▶ PROBLEM TO SOLVE:
Read through the material below and find each line that has the word "Supreme"; copy it.

▶ DATASET CONTENT:

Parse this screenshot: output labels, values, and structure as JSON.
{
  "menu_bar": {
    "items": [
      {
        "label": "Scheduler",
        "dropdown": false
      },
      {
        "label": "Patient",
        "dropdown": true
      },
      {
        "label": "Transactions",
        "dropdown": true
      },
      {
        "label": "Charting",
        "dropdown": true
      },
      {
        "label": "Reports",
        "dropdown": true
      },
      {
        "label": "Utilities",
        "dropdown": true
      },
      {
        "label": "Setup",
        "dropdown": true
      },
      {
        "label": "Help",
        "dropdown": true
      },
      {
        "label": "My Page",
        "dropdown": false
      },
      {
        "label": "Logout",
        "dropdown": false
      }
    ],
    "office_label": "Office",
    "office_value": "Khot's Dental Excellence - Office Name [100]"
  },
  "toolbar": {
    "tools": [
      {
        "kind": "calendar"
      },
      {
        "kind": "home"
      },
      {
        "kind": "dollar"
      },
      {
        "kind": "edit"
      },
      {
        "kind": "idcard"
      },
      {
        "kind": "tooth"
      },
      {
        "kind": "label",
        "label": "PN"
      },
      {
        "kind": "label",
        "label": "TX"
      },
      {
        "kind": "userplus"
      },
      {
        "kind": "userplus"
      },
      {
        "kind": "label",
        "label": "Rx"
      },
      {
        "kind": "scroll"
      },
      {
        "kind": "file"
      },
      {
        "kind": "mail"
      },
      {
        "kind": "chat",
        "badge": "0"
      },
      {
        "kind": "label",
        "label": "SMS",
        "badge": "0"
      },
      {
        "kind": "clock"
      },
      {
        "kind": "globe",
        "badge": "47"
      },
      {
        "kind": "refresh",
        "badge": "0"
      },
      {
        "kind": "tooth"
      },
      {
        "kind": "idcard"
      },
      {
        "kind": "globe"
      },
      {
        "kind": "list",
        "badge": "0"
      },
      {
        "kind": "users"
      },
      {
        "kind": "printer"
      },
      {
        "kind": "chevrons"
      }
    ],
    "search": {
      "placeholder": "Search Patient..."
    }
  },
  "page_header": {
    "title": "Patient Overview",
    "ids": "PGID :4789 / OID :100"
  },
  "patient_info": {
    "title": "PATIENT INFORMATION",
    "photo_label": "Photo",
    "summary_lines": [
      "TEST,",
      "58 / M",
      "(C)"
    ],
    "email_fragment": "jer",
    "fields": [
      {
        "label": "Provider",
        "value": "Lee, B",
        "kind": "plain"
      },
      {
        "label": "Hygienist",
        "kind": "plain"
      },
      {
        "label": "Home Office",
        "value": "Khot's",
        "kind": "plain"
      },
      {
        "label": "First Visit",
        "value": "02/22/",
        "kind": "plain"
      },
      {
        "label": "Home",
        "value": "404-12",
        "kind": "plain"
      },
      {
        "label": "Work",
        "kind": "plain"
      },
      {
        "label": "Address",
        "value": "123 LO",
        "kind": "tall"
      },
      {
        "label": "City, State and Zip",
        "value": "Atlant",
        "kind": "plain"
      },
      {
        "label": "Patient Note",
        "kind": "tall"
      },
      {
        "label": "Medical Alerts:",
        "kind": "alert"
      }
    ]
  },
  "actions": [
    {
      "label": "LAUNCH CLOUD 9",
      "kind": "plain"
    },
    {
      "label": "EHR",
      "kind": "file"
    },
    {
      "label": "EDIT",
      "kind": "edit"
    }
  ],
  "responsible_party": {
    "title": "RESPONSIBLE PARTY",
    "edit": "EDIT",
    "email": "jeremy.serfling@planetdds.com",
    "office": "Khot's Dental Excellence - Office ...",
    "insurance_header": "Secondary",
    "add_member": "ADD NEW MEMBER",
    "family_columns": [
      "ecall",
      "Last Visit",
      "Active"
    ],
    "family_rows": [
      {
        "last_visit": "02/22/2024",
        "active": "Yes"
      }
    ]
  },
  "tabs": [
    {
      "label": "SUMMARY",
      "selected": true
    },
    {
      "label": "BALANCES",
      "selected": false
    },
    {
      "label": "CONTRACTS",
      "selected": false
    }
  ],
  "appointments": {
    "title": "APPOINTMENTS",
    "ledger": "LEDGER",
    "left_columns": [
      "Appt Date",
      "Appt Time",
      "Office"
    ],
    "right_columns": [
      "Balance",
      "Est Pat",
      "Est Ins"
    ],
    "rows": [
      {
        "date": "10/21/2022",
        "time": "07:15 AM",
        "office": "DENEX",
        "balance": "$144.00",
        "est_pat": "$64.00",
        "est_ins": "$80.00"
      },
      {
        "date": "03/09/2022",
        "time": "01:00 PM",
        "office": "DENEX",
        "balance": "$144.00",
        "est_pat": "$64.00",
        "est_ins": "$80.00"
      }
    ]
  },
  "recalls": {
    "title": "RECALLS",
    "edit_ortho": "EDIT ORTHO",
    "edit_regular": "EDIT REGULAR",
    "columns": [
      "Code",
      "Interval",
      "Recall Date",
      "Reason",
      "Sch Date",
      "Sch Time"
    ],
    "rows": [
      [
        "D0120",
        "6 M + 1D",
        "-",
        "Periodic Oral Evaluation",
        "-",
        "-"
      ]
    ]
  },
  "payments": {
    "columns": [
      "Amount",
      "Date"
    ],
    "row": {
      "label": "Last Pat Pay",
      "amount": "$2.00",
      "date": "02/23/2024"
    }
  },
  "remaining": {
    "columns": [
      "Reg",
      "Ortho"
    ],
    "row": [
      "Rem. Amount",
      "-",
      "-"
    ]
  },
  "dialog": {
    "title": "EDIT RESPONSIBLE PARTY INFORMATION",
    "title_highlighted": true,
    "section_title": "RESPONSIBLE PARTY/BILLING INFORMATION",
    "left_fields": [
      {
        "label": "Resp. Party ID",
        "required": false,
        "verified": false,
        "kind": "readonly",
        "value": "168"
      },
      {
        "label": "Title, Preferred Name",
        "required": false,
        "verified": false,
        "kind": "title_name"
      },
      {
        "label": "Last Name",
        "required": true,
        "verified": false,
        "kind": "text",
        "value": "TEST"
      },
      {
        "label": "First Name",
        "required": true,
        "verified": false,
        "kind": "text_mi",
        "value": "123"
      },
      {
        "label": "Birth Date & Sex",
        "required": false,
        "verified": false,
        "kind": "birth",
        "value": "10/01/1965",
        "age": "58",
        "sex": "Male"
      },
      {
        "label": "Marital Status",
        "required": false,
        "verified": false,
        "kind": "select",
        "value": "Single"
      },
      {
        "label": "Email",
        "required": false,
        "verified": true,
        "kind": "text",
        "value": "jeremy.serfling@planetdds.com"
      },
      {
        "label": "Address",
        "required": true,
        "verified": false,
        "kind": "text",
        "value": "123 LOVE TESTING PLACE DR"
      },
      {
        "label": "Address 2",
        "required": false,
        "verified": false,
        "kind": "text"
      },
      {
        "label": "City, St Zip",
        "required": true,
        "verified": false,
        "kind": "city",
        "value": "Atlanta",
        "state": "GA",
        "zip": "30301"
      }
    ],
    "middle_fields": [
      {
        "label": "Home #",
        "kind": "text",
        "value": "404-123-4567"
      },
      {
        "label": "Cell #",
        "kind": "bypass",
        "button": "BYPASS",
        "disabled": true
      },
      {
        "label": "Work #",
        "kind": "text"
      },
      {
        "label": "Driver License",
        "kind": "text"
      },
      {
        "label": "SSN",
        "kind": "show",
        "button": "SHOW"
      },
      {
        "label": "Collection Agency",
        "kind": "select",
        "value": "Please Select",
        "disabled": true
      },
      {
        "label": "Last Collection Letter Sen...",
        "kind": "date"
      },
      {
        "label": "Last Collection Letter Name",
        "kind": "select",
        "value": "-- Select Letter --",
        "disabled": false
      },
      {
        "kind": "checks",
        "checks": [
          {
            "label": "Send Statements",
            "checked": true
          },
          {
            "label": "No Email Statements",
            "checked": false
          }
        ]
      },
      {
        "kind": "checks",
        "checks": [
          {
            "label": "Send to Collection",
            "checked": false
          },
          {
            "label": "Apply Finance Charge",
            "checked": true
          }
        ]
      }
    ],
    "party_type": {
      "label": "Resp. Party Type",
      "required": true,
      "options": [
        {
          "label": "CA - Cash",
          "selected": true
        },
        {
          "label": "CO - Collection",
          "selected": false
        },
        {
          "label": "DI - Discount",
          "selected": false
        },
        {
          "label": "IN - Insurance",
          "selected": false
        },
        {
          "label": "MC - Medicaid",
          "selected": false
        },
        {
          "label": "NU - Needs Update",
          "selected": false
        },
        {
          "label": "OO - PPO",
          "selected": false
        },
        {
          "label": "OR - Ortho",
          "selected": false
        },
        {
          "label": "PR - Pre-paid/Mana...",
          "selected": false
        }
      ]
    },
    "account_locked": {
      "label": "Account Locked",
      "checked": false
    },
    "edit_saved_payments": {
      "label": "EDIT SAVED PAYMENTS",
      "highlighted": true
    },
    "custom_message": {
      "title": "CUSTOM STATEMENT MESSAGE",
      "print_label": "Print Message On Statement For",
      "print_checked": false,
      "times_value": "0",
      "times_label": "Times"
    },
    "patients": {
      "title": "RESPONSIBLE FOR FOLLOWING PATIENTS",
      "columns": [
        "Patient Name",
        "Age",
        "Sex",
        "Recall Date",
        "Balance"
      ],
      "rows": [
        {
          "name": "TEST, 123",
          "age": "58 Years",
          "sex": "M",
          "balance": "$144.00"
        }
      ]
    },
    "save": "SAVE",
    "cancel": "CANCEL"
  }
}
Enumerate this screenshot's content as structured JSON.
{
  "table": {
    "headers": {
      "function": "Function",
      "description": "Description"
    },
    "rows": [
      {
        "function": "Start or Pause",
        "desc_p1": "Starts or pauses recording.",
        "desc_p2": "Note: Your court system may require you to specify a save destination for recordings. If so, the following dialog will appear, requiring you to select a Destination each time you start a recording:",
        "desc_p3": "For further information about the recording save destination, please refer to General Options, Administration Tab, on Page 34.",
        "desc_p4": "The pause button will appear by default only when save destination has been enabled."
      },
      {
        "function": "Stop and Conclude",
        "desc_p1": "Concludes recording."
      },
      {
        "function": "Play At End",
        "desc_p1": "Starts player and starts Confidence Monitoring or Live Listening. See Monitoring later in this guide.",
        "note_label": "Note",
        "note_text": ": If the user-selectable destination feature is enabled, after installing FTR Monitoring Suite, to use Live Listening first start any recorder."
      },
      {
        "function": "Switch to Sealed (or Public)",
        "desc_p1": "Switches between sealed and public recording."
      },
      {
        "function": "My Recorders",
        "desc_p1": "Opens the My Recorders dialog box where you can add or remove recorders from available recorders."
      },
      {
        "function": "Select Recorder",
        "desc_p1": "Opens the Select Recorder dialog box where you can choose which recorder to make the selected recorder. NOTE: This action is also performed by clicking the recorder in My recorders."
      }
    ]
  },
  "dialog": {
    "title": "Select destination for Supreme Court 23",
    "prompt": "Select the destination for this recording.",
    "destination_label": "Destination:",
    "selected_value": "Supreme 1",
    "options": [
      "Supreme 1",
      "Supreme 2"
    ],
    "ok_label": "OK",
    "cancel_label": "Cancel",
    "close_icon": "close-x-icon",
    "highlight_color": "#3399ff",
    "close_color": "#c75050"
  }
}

▶ PROBLEM SOLUTION:
    "title": "Select destination for Supreme Court 23",
    "selected_value": "Supreme 1",
      "Supreme 1",
      "Supreme 2"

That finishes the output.